■ AIM OF THE EXERCISE:
Your answer must match the entries below word for word.
══ EXCERPTED RECORDS ══
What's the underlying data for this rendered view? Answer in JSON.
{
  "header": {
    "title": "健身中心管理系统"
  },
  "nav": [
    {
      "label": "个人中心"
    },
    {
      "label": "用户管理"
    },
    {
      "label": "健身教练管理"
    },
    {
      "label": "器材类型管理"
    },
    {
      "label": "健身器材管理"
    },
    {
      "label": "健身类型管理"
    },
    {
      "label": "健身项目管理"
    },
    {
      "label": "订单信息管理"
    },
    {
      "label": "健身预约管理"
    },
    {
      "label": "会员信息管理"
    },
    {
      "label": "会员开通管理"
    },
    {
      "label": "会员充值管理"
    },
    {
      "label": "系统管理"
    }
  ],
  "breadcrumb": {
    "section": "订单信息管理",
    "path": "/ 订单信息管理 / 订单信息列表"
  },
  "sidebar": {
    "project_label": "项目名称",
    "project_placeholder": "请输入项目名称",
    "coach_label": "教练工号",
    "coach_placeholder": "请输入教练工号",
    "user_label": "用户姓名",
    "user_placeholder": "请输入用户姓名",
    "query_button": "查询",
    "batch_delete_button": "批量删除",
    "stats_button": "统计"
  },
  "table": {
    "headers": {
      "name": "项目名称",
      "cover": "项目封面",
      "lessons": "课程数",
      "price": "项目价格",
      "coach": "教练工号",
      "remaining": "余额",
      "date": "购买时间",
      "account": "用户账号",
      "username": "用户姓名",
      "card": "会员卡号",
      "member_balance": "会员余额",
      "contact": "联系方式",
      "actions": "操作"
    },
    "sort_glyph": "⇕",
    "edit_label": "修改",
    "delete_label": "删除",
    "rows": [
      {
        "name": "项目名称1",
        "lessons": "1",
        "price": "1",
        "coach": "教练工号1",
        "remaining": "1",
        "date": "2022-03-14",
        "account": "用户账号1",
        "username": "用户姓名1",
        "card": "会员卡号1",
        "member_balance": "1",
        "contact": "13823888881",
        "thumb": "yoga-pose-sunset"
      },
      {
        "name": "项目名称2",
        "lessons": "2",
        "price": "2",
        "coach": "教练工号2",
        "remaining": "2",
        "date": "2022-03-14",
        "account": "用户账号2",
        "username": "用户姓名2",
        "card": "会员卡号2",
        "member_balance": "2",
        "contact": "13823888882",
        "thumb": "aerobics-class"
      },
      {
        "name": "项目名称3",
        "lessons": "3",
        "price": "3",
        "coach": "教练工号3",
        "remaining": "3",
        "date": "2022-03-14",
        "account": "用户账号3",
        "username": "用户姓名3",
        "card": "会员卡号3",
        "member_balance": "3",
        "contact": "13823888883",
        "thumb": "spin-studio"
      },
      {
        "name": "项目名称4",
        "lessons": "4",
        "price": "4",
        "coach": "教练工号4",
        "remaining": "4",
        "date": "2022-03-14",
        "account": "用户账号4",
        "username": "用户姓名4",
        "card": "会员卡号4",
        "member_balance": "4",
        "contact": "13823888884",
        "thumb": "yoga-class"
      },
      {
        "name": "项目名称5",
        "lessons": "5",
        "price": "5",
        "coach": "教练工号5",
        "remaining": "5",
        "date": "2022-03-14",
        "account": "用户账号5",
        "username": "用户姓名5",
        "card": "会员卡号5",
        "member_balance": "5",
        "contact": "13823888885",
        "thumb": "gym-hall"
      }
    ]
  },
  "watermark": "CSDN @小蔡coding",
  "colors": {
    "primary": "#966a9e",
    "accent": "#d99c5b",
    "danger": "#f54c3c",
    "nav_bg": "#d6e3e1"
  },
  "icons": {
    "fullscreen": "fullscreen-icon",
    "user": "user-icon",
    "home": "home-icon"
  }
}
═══
■ YOUR RESPONSE:
What's the underlying data for this rendered view? Answer in JSON.
{
  "header": {
    "title": "健身中心管理系统"
  },
  "nav": [
    {
      "label": "个人中心"
    },
    {
      "label": "用户管理"
    },
    {
      "label": "健身教练管理"
    },
    {
      "label": "器材类型管理"
    },
    {
      "label": "健身器材管理"
    },
    {
      "label": "健身类型管理"
    },
    {
      "label": "健身项目管理"
    },
    {
      "label": "订单信息管理"
    },
    {
      "label": "健身预约管理"
    },
    {
      "label": "会员信息管理"
    },
    {
      "label": "会员开通管理"
    },
    {
      "label": "会员充值管理"
    },
    {
      "label": "系统管理"
    }
  ],
  "breadcrumb": {
    "section": "订单信息管理",
    "path": "/ 订单信息管理 / 订单信息列表"
  },
  "sidebar": {
    "project_label": "项目名称",
    "project_placeholder": "请输入项目名称",
    "coach_label": "教练工号",
    "coach_placeholder": "请输入教练工号",
    "user_label": "用户姓名",
    "user_placeholder": "请输入用户姓名",
    "query_button": "查询",
    "batch_delete_button": "批量删除",
    "stats_button": "统计"
  },
  "table": {
    "headers": {
      "name": "项目名称",
      "cover": "项目封面",
      "lessons": "课程数",
      "price": "项目价格",
      "coach": "教练工号",
      "remaining": "余额",
      "date": "购买时间",
      "account": "用户账号",
      "username": "用户姓名",
      "card": "会员卡号",
      "member_balance": "会员余额",
      "contact": "联系方式",
      "actions": "操作"
    },
    "sort_glyph": "⇕",
    "edit_label": "修改",
    "delete_label": "删除",
    "rows": [
      {
        "name": "项目名称1",
        "lessons": "1",
        "price": "1",
        "coach": "教练工号1",
        "remaining": "1",
        "date": "2022-03-14",
        "account": "用户账号1",
        "username": "用户姓名1",
        "card": "会员卡号1",
        "member_balance": "1",
        "contact": "13823888881",
        "thumb": "yoga-pose-sunset"
      },
      {
        "name": "项目名称2",
        "lessons": "2",
        "price": "2",
        "coach": "教练工号2",
        "remaining": "2",
        "date": "2022-03-14",
        "account": "用户账号2",
        "username": "用户姓名2",
        "card": "会员卡号2",
        "member_balance": "2",
        "contact": "13823888882",
        "thumb": "aerobics-class"
      },
      {
        "name": "项目名称3",
        "lessons": "3",
        "price": "3",
        "coach": "教练工号3",
        "remaining": "3",
        "date": "2022-03-14",
        "account": "用户账号3",
        "username": "用户姓名3",
        "card": "会员卡号3",
        "member_balance": "3",
        "contact": "13823888883",
        "thumb": "spin-studio"
      },
      {
        "name": "项目名称4",
        "lessons": "4",
        "price": "4",
        "coach": "教练工号4",
        "remaining": "4",
        "date": "2022-03-14",
        "account": "用户账号4",
        "username": "用户姓名4",
        "card": "会员卡号4",
        "member_balance": "4",
        "contact": "13823888884",
        "thumb": "yoga-class"
      },
      {
        "name": "项目名称5",
        "lessons": "5",
        "price": "5",
        "coach": "教练工号5",
        "remaining": "5",
        "date": "2022-03-14",
        "account": "用户账号5",
        "username": "用户姓名5",
        "card": "会员卡号5",
        "member_balance": "5",
        "contact": "13823888885",
        "thumb": "gym-hall"
      }
    ]
  },
  "watermark": "CSDN @小蔡coding",
  "colors": {
    "primary": "#966a9e",
    "accent": "#d99c5b",
    "danger": "#f54c3c",
    "nav_bg": "#d6e3e1"
  },
  "icons": {
    "fullscreen": "fullscreen-icon",
    "user": "user-icon",
    "home": "home-icon"
  }
}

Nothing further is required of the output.